Entries taken from a collection:
==*==
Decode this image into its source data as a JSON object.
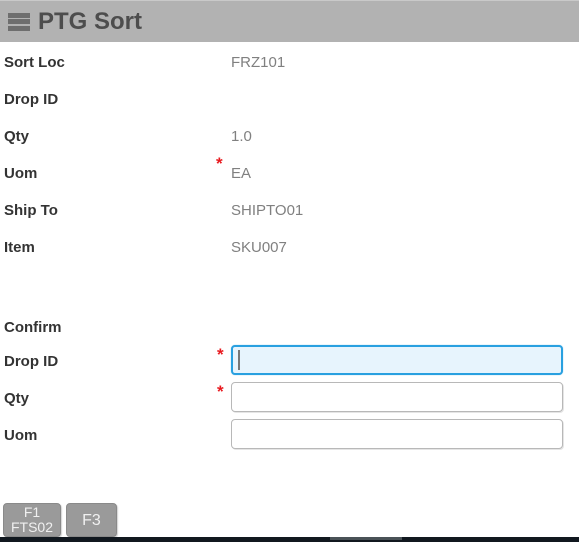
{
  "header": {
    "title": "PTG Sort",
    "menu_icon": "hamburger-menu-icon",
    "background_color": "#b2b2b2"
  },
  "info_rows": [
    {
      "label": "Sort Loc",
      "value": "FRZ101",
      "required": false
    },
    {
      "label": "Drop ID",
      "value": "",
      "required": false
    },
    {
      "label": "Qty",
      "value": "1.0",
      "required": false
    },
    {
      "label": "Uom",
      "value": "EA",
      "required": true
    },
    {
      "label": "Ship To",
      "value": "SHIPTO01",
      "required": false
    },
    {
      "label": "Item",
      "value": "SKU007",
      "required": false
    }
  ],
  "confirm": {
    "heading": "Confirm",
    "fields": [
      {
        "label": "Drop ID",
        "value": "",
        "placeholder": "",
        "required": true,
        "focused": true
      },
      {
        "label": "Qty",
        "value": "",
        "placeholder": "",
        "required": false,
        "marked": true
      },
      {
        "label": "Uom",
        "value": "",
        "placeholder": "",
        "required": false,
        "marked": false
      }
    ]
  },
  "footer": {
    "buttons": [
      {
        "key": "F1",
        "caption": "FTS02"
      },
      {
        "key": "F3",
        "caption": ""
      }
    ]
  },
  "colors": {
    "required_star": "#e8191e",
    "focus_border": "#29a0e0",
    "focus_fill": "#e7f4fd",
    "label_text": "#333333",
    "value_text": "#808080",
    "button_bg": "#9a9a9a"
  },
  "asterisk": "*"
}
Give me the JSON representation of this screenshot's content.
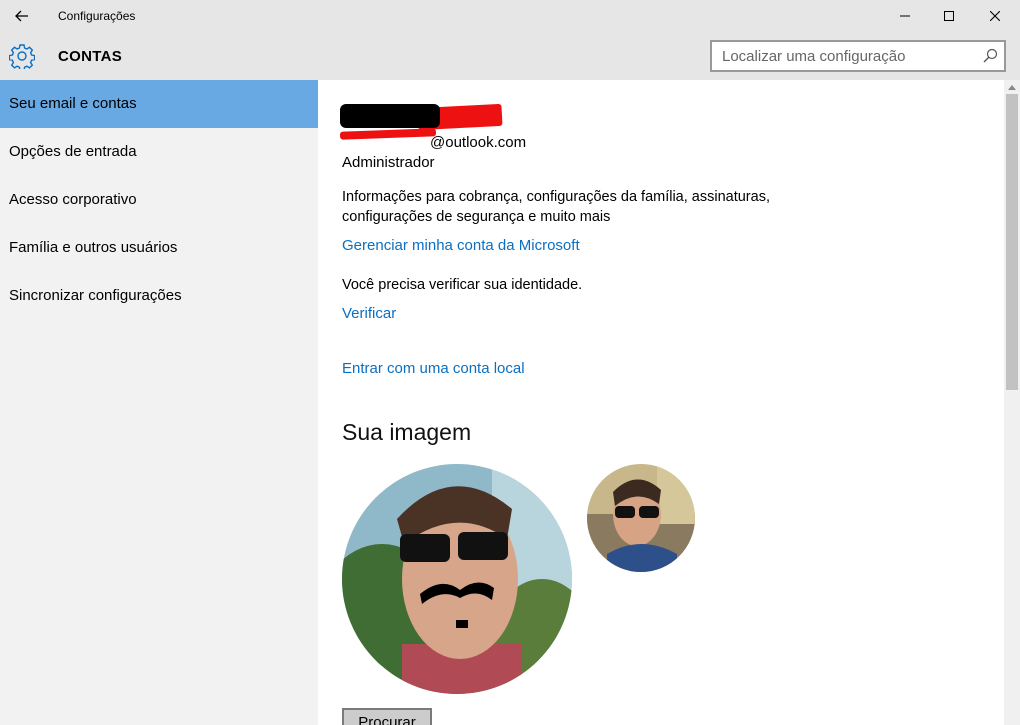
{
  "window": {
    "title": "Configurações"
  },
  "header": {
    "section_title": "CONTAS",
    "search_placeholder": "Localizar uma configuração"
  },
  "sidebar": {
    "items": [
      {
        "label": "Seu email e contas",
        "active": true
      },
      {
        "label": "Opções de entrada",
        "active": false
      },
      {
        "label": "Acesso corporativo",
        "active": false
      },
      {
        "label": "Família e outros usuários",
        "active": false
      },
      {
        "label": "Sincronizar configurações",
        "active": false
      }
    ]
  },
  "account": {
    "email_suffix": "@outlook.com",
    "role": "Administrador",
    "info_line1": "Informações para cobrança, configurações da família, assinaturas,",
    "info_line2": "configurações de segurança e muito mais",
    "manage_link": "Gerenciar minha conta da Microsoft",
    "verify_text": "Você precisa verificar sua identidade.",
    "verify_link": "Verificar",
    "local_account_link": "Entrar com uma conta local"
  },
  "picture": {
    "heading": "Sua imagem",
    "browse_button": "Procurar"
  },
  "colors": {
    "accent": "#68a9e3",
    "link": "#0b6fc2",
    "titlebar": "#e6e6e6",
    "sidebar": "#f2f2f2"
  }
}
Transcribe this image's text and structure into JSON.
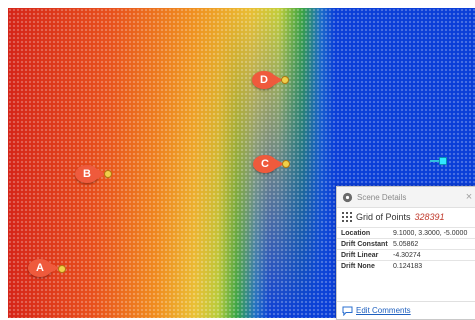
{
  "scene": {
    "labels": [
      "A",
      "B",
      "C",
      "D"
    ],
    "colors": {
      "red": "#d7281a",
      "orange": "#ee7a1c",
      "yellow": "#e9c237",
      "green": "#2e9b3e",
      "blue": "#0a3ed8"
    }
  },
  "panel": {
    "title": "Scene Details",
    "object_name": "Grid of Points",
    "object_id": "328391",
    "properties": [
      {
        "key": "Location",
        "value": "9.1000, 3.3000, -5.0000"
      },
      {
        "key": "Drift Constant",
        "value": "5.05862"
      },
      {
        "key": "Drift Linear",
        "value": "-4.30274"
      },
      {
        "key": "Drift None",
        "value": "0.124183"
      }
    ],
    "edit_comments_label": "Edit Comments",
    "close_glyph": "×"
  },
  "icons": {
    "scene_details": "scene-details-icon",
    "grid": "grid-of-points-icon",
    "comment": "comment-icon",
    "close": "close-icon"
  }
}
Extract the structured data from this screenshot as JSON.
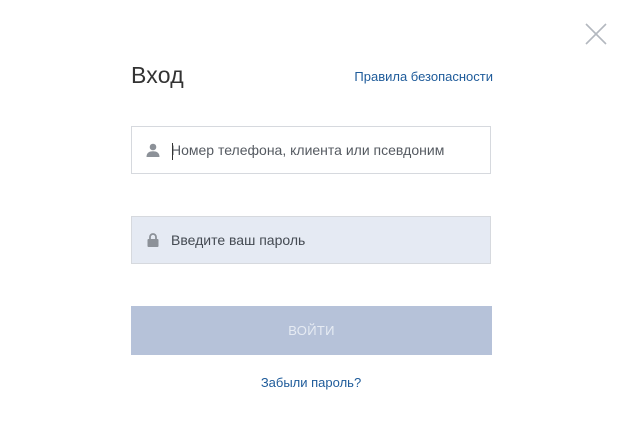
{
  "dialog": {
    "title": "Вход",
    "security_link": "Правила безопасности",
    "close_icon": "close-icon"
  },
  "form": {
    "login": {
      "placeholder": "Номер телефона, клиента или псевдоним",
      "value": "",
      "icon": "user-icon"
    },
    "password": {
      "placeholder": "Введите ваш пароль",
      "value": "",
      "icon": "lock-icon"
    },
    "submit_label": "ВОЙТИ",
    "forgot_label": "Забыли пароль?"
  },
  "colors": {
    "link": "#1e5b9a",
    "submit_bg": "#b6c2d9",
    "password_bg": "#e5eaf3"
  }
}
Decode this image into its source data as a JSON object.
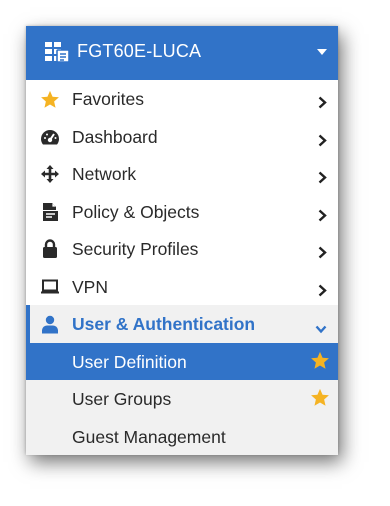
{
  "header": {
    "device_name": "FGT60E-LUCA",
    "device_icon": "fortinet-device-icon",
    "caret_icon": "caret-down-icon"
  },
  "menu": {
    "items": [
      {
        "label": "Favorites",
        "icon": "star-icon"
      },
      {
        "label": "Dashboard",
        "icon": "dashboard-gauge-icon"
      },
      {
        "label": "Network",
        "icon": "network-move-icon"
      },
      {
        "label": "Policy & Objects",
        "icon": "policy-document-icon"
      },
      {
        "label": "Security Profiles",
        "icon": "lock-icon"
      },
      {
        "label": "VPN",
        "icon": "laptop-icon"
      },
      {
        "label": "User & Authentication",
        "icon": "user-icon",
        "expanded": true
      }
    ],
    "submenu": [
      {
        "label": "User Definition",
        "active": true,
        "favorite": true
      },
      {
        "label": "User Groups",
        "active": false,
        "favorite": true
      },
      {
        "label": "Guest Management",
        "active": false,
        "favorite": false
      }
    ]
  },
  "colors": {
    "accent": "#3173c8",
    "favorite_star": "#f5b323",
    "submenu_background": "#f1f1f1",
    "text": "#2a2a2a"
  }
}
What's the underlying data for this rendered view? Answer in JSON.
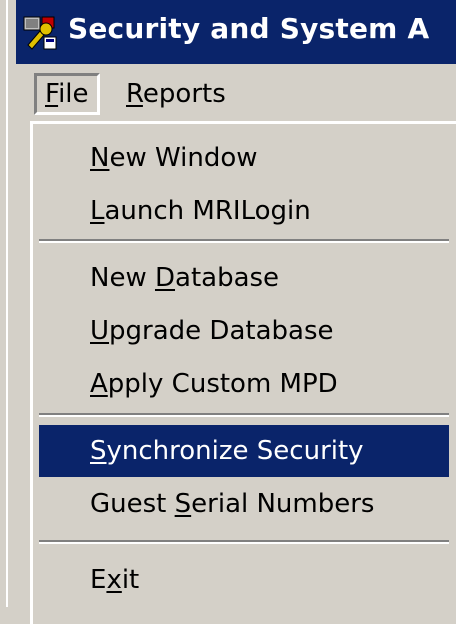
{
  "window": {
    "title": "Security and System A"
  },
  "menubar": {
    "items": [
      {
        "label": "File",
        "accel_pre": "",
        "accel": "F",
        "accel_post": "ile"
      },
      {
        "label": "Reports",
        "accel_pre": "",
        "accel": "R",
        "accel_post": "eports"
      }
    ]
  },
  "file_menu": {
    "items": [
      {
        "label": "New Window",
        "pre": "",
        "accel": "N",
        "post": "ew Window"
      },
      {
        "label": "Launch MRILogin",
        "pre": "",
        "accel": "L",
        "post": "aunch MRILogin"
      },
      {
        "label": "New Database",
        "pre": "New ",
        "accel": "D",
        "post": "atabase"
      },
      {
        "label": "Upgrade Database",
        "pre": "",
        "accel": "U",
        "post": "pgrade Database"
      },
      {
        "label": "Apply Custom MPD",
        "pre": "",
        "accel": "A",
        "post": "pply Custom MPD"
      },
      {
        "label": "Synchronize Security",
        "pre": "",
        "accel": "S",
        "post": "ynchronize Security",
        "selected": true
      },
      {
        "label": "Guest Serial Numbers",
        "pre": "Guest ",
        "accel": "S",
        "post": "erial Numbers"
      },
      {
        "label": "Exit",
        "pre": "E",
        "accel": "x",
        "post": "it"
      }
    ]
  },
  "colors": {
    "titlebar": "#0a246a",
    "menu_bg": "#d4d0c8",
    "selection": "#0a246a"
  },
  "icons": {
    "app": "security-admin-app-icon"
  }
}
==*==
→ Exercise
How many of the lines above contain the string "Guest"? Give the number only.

→ Answer to the problem
3